## EXERCISE BRIEF
Each line from the one containing "Parse this screenshot: output" to the end of the records below should be restated word for word; please leave out all other lines.

Web page and app entries
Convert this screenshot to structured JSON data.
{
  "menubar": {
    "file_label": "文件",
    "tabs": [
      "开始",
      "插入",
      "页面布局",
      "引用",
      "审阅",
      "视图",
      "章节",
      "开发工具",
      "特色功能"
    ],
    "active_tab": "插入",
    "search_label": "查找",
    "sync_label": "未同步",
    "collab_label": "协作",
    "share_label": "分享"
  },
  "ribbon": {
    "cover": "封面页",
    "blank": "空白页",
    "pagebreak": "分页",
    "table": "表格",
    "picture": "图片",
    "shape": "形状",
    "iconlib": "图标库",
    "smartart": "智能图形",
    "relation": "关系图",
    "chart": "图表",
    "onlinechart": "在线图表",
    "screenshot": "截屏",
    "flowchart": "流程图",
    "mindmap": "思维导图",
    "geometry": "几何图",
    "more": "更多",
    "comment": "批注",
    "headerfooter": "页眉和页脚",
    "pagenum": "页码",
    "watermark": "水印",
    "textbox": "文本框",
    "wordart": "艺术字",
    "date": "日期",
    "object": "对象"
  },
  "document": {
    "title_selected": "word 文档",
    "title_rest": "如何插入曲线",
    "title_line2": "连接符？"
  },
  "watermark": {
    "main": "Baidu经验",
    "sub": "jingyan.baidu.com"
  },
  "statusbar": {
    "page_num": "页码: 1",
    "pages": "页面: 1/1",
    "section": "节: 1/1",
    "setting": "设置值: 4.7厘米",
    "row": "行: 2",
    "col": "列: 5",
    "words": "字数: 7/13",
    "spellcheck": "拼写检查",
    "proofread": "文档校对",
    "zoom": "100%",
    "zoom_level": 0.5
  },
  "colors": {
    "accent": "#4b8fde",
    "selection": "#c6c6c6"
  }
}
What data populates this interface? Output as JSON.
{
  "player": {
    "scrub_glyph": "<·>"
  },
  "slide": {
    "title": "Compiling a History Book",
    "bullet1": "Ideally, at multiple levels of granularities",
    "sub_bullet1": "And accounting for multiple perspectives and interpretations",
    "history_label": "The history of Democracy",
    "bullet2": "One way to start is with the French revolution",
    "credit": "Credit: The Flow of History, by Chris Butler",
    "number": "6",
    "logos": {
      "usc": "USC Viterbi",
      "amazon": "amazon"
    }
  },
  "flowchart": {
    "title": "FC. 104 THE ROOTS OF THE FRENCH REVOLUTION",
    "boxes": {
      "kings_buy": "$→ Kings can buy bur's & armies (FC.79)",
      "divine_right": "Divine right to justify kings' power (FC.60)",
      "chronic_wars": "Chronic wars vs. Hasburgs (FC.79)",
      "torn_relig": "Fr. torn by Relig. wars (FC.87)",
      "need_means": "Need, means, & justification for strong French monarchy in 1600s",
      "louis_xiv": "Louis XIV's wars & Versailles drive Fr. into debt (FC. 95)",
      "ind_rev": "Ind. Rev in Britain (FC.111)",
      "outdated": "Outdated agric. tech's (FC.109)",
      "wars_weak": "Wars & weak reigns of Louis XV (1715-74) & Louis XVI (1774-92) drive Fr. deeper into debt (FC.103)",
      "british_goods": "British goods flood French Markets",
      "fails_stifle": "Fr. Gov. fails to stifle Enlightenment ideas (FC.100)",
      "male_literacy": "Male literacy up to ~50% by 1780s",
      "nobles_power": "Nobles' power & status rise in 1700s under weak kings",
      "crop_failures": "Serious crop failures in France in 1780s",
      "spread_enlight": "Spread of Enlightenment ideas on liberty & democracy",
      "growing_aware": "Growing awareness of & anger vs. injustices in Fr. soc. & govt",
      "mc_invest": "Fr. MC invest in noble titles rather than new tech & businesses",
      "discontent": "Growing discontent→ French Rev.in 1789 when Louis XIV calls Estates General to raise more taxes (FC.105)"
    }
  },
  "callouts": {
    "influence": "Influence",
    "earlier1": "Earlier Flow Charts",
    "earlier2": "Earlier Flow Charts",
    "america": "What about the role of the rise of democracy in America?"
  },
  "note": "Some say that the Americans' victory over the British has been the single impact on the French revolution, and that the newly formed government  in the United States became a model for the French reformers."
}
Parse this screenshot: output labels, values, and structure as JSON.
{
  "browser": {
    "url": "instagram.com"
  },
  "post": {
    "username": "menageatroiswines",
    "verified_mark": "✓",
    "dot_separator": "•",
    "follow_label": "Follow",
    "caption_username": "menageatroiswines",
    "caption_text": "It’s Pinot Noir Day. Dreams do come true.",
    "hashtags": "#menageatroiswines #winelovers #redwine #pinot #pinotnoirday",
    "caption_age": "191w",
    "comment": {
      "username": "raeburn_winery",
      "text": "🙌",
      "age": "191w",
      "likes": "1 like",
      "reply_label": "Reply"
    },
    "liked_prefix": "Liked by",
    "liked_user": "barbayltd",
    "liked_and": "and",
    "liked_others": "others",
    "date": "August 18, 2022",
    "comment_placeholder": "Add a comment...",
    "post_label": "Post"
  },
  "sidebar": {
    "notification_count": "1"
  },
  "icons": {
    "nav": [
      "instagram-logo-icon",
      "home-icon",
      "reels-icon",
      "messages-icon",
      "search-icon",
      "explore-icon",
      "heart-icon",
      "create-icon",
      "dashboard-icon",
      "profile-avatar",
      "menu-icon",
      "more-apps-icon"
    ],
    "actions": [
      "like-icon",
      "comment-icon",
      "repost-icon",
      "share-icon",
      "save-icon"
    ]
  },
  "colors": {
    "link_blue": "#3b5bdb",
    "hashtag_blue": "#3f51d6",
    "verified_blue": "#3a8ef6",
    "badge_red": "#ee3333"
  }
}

## TASK RESULT
Parse this screenshot: output labels, values, and structure as JSON.
{
  "browser": {
    "url": "instagram.com"
  },
  "post": {
    "username": "menageatroiswines",
    "verified_mark": "✓",
    "dot_separator": "•",
    "follow_label": "Follow",
    "caption_username": "menageatroiswines",
    "caption_text": "It’s Pinot Noir Day. Dreams do come true.",
    "hashtags": "#menageatroiswines #winelovers #redwine #pinot #pinotnoirday",
    "caption_age": "191w",
    "comment": {
      "username": "raeburn_winery",
      "text": "🙌",
      "age": "191w",
      "likes": "1 like",
      "reply_label": "Reply"
    },
    "liked_prefix": "Liked by",
    "liked_user": "barbayltd",
    "liked_and": "and",
    "liked_others": "others",
    "date": "August 18, 2022",
    "comment_placeholder": "Add a comment...",
    "post_label": "Post"
  },
  "sidebar": {
    "notification_count": "1"
  },
  "icons": {
    "nav": [
      "instagram-logo-icon",
      "home-icon",
      "reels-icon",
      "messages-icon",
      "search-icon",
      "explore-icon",
      "heart-icon",
      "create-icon",
      "dashboard-icon",
      "profile-avatar",
      "menu-icon",
      "more-apps-icon"
    ],
    "actions": [
      "like-icon",
      "comment-icon",
      "repost-icon",
      "share-icon",
      "save-icon"
    ]
  },
  "colors": {
    "link_blue": "#3b5bdb",
    "hashtag_blue": "#3f51d6",
    "verified_blue": "#3a8ef6",
    "badge_red": "#ee3333"
  }
}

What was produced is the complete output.